At Innovations, we have already identified several uses cases. Each of the events and data sources will arise from a diverse set of origins. The scope of the data will be international, national and local. Standards, such as those developed by the NIST for the smart grid, will need to be accommodated. Without the correct approach and model, organizations might waste resources developing inflexible, hardcoded systems that would not satisfy these dynamics. Because it is early in the development of eMobility, Bosch has used a state-of-the art, business rules driven systems: The Visual Rules Dynamic Application Framework. In this approach, use-cases will identify the business rules that link the activities and events with the goals and objectives. The detail of the business rules are visually modeled in a manner that is understood and maintained by the business analyst and technologist alike.

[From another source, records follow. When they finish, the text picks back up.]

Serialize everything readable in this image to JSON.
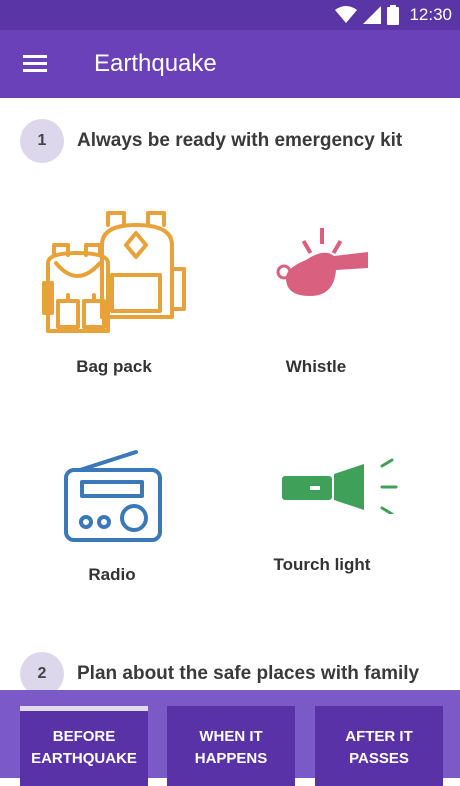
{
  "status_bar": {
    "time": "12:30",
    "icons": [
      "wifi-icon",
      "signal-icon",
      "battery-icon"
    ]
  },
  "app_bar": {
    "title": "Earthquake",
    "menu_icon": "hamburger-menu-icon"
  },
  "sections": [
    {
      "number": "1",
      "title": "Always be ready with emergency kit",
      "items": [
        {
          "label": "Bag pack",
          "icon": "backpack-icon",
          "color": "#e8a23a"
        },
        {
          "label": "Whistle",
          "icon": "whistle-icon",
          "color": "#d9607e"
        },
        {
          "label": "Radio",
          "icon": "radio-icon",
          "color": "#3a78b8"
        },
        {
          "label": "Tourch light",
          "icon": "flashlight-icon",
          "color": "#3fa05a"
        }
      ]
    },
    {
      "number": "2",
      "title": "Plan about the safe places with family"
    }
  ],
  "bottom_nav": {
    "tabs": [
      {
        "label_line1": "BEFORE",
        "label_line2": "EARTHQUAKE",
        "active": true
      },
      {
        "label_line1": "WHEN IT",
        "label_line2": "HAPPENS",
        "active": false
      },
      {
        "label_line1": "AFTER IT",
        "label_line2": "PASSES",
        "active": false
      }
    ]
  },
  "colors": {
    "status_bar": "#5a35a6",
    "app_bar": "#6a41b8",
    "bottom_nav": "#7b59c6",
    "tab_background": "#5a32a8",
    "step_circle": "#ddd7ec"
  }
}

German eMobility

Predictably, Germany has led the way in the global adoption of the electric vehicle through eMobility. These early projects, supported by the German Federal government, have established some of the framework for coordinating all the mobility needs of the PEV. European visions of eMobility embrace the logistical needs of the driver while providing functions for stabilizing the electrical grid and minimizing CO2 emissions.

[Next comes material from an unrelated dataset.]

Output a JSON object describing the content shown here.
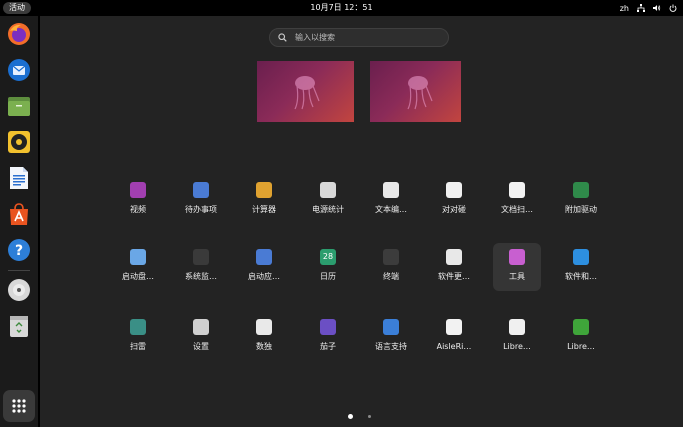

Readers of this blog will know that Bosch has a  significant project in Singapore that will demonstrate high levels of integration.

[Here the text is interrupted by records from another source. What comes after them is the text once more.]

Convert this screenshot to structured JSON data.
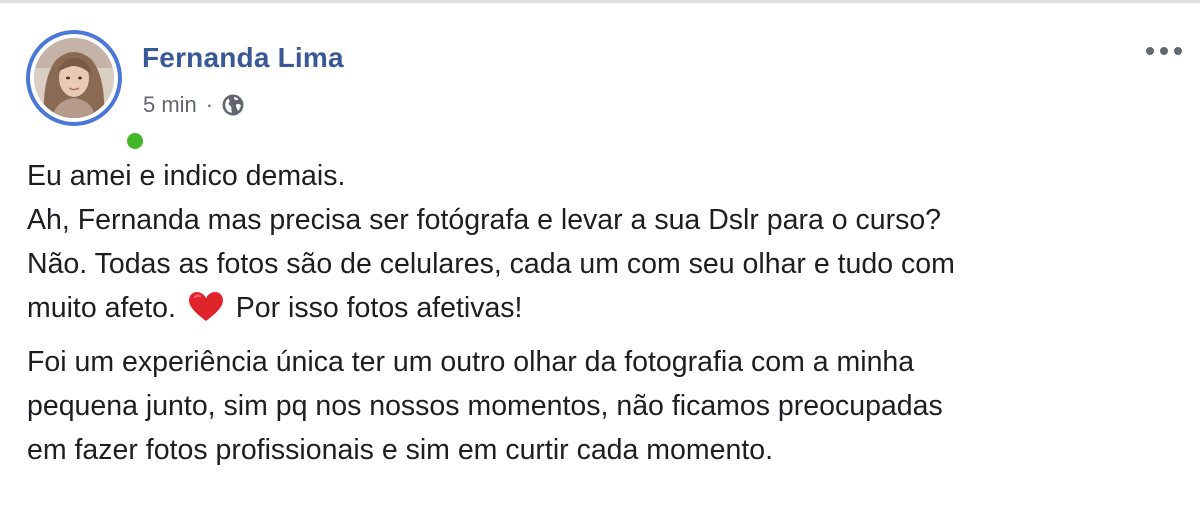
{
  "post": {
    "author": "Fernanda Lima",
    "time": "5 min",
    "separator": "·",
    "privacy_icon": "globe-icon",
    "menu_icon": "more-options-icon",
    "online_status_color": "#42b72a",
    "author_color": "#385898",
    "paragraphs": [
      {
        "lines": [
          {
            "text": "Eu amei e indico demais."
          },
          {
            "text": "Ah, Fernanda mas precisa ser fotógrafa e levar a sua Dslr para o curso?"
          },
          {
            "text": "Não. Todas as fotos são de celulares, cada um com seu olhar e tudo com"
          },
          {
            "text": "muito afeto. ",
            "emoji": "red-heart-icon",
            "after": " Por isso fotos afetivas!"
          }
        ]
      },
      {
        "lines": [
          {
            "text": "Foi um experiência única ter um outro olhar da fotografia com a minha"
          },
          {
            "text": "pequena junto, sim pq nos nossos momentos, não ficamos preocupadas"
          },
          {
            "text": "em fazer fotos profissionais e sim em curtir cada momento."
          }
        ]
      }
    ]
  }
}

US eMobility

In the US, eMobility most efforts are less complex than the ambitions of the Bosch eMobility Singapore project. For instance, part of the Economic Stimulus funds was used to install a number of charging stations.  In New York, parking lot operators are installing charging stations. There are many similar, small scale efforts throughout the US. For instance there is Richmond VA, the District of Columbia and many others. Most of these efforts are fairly simple. Going forward, we anticipate an increasing number of similarities with European Models. In the US, these projects will arise from a broad alliance of business and government sectors. Cooperative partnerships will emerge from these stakeholders seeking to bring PEV technologies to metropolitan regions of the US. One example of this is a project in Indianapolis called project plug-in. In the US, many of these coalition pilots will align with eco-commuting needs.


Of all the eMobility stakeholders, the electric utilities have some of the most protracted challenges. PEV owners, there is an excellent summary here. In short, a typical transformer in a US suburban home might services about 20-30 households. The level 2 chargers take single or dual phase, 240V wiring. It would not take very many of these, simultaneously charging cars, to exceed the capacity of that Transformer. In all areas, placement of both suburban and city charging stations will need regulation if not engineering studies. As the article in the previous link notes, Utilities will need the micro-grid implemented otherwise, the EV will not get far in the US.


Globally and in the US, the eMobility models are emerging. The opportunity is within the challenge. While developing transportation systems that support the PEV seems daunting, global business, government and political leaders have embraced the PEV and eMobility. They believe that the growth of eMobility will promote a renaissance of engineering and investments in public infrastructure. Clearly for the PEV to become viable, the coalition must provide these models with flexibility. To support an extremely robust and configurable approach, the rapid visual modeling of Visual Rules will be essential. In our experience, customers use Visual Rules to create applications that are organically adaptable. With the correct modeling approach, one that combines process, events, and decisions, a suitable framework will emerge. This is the intent of Innovations eMobility solution.

About The Author

Tom Debevoise

Tom Debevoise

Tom Debevoise was a regular contributor to our blog until 2013. His interest is in building practices that empower the business analyst or expert to use a framework of software and methods to create their own process, services and managed events. Tom is the the author of several books, "The Data Warehouse Method," "Business Process Management with a Business Rules Approach" (2006), and "A Microguide to Process Modeling in BPMN".